  “The most touching moment for me was those individuals who came to the front of the group and talked about certain things that were bothering them. I thought it was pretty cool that some students realized that they had bullied in the past and they did come forward and state that and apologize in front of the whole group. The amount of courage that takes to admit in front of the entire student body is cool and I’m glad they did that,“ Richardson said. “I think the assembly was eye-opening for both parties. I know the event that took place on the field may have resulted in a few people being frustrated that they were at a disadvantage. I think the people who knew they were disadvantaged already knew that, but I think that the people who had all of the advantages had a large impact on them when they were able to turn around and see the vast difference in all the people. It was a team-building situation that would help people understand where others come from.”

  Following the assembly, Richardson created a new bully report form and shared it via email in hopes that it would help make students feel more comfortable.

  “Students can pull it up from the comfort of their home, or on a device at school where nobody knows that they are reporting. Hopefully, that will create an opportunity for students who report bullying so that they can be investigated and help curb any future bullying,” Richardson said.

  Roellig plans on hosting future assemblies that go beyond the previously covered topics. Roellig finds that the source of Warsaw High’s poor school culture could be due to phones, and would like to bring an awareness to that fact.

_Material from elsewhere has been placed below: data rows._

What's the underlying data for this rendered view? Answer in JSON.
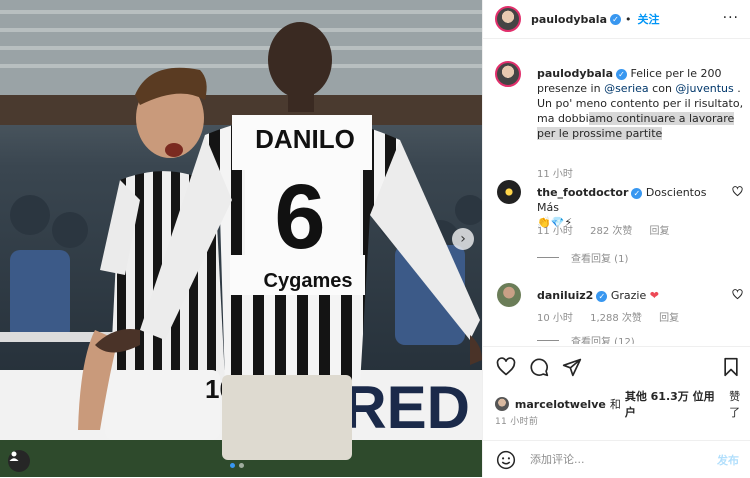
{
  "post": {
    "author": "paulodybala",
    "follow_label": "关注",
    "more_label": "···",
    "caption_parts": {
      "text1": "Felice per le 200 presenze in ",
      "mention1": "@seriea",
      "text2": " con ",
      "mention2": "@juventus",
      "text3": " . Un po' meno contento per il risultato, ma dobbi",
      "highlighted": "amo continuare a lavorare per le prossime partite"
    },
    "caption_time": "11 小时"
  },
  "photo": {
    "jersey_name": "DANILO",
    "jersey_number": "6",
    "sponsor": "Cygames",
    "back_number": "10",
    "banner_text": "RED"
  },
  "comments": [
    {
      "username": "the_footdoctor",
      "text": "Doscientos Más",
      "emojis": "👏💎⚡",
      "time": "11 小时",
      "likes": "282 次赞",
      "reply": "回复",
      "view_replies": "查看回复 (1)"
    },
    {
      "username": "daniluiz2",
      "text": "Grazie",
      "emoji": "❤",
      "time": "10 小时",
      "likes": "1,288 次赞",
      "reply": "回复",
      "view_replies": "查看回复 (12)"
    }
  ],
  "likes": {
    "user": "marcelotwelve",
    "and_label": "和",
    "others_label": "其他 61.3万 位用户",
    "suffix": "赞了"
  },
  "post_time": "11 小时前",
  "comment_box": {
    "placeholder": "添加评论...",
    "post_label": "发布"
  },
  "icons": {
    "like": "heart-icon",
    "comment": "comment-icon",
    "share": "paper-plane-icon",
    "save": "bookmark-icon",
    "emoji": "smiley-icon",
    "next": "chevron-right-icon",
    "tag": "user-tag-icon"
  },
  "colors": {
    "accent_blue": "#0095f6",
    "verified": "#3897f0",
    "heart_red": "#ed4956",
    "juve_black": "#111111"
  }
}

  “I think technology – their phones and social media – have made students so closed off to building relationships. They don’t know how to do that, they don’t know how to talk face to face. They do everything through a snap or a text message or a post. They don’t know how to have that back and forth communication feedback,” Roellig said. “I think the thing we are dealing with right now, as teachers, is the complacency. The ‘I don’t cares,’ ‘Nothing matters.’ That was very evident in some of the boys during the race.”

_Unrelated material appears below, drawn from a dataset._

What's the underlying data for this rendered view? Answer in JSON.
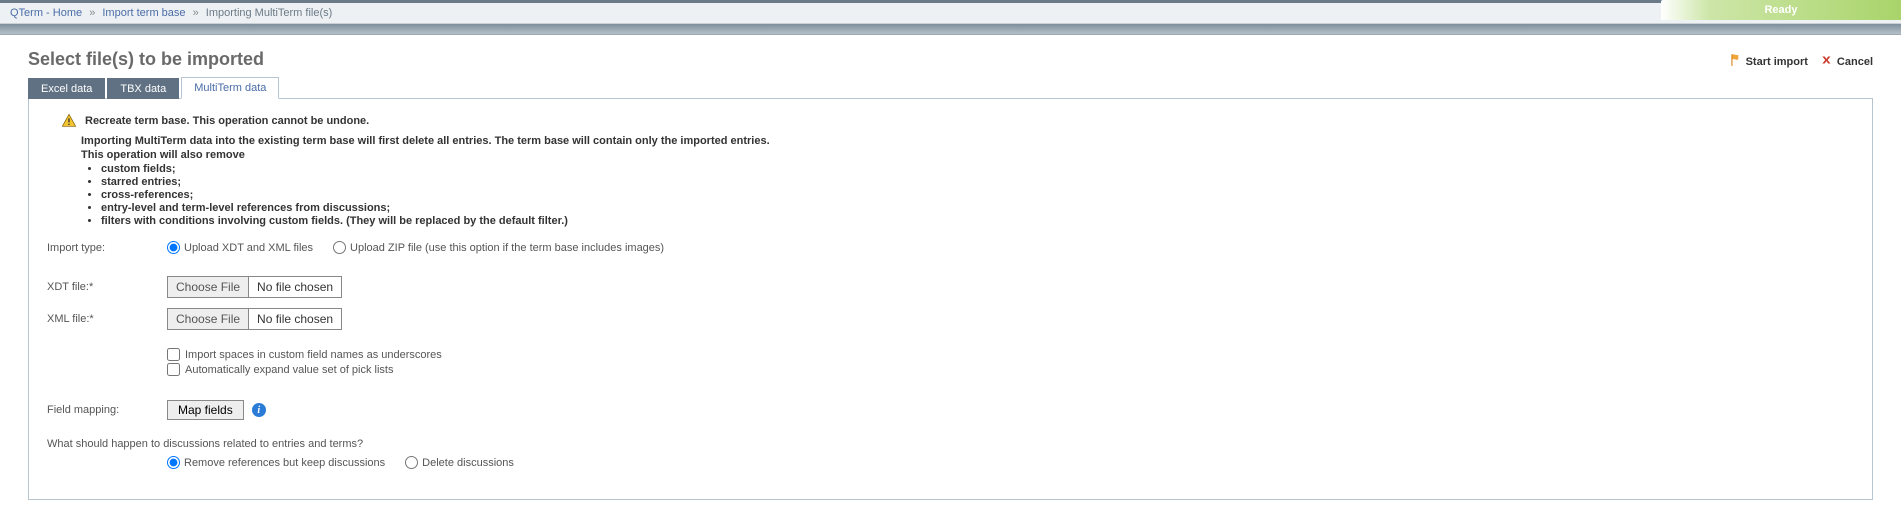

  Roellig is also worried about the response she received at the question, “have you ever thought of suicide?” She first brought this matter to light in her Career Development class, in which every student answered yes.

  “The circle activity was just to make students feel included, because I know in our career development class – when we did our little activity – the one that blew me away that still makes my heart hurt was ‘have you ever thought of suicide?’ Every single student stood up. That just blew me away and still does to this day,” Roellig said. “These guys were the best of the best, and if we still have this, then we need to come together and quit bickering over our differences. We are family. We are Warsaw High School family.”

  Roellig is aware of the backlash and controversy this assembly has inspired, but is willing to endure more if it means helping the students.

   “It would be so much easier for me to do nothing, because that way I wouldn’t get backlash. But if we don’t do it now, it’s not ever going to happen. We had the best intentions,” Roellig said. “Could we have done something differently in hindsight? Yes. But you’re also dealing with four hundred different opinions and four hundred different ideas. I can retire in two years and walk away, but I want to make things better. I don’t know what the answer is – I think just trying to do something means everything.”